* [Data provided]:
::::

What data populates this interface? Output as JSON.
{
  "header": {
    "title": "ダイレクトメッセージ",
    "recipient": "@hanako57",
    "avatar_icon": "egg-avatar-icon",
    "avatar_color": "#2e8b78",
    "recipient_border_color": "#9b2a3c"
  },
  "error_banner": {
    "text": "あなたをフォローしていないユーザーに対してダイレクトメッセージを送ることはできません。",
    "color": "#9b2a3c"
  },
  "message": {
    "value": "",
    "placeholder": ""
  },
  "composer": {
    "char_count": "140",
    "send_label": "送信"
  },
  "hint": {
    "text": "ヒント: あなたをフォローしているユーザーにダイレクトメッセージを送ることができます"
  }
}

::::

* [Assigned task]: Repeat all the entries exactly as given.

* [Response to this task]:
What data populates this interface? Output as JSON.
{
  "header": {
    "title": "ダイレクトメッセージ",
    "recipient": "@hanako57",
    "avatar_icon": "egg-avatar-icon",
    "avatar_color": "#2e8b78",
    "recipient_border_color": "#9b2a3c"
  },
  "error_banner": {
    "text": "あなたをフォローしていないユーザーに対してダイレクトメッセージを送ることはできません。",
    "color": "#9b2a3c"
  },
  "message": {
    "value": "",
    "placeholder": ""
  },
  "composer": {
    "char_count": "140",
    "send_label": "送信"
  },
  "hint": {
    "text": "ヒント: あなたをフォローしているユーザーにダイレクトメッセージを送ることができます"
  }
}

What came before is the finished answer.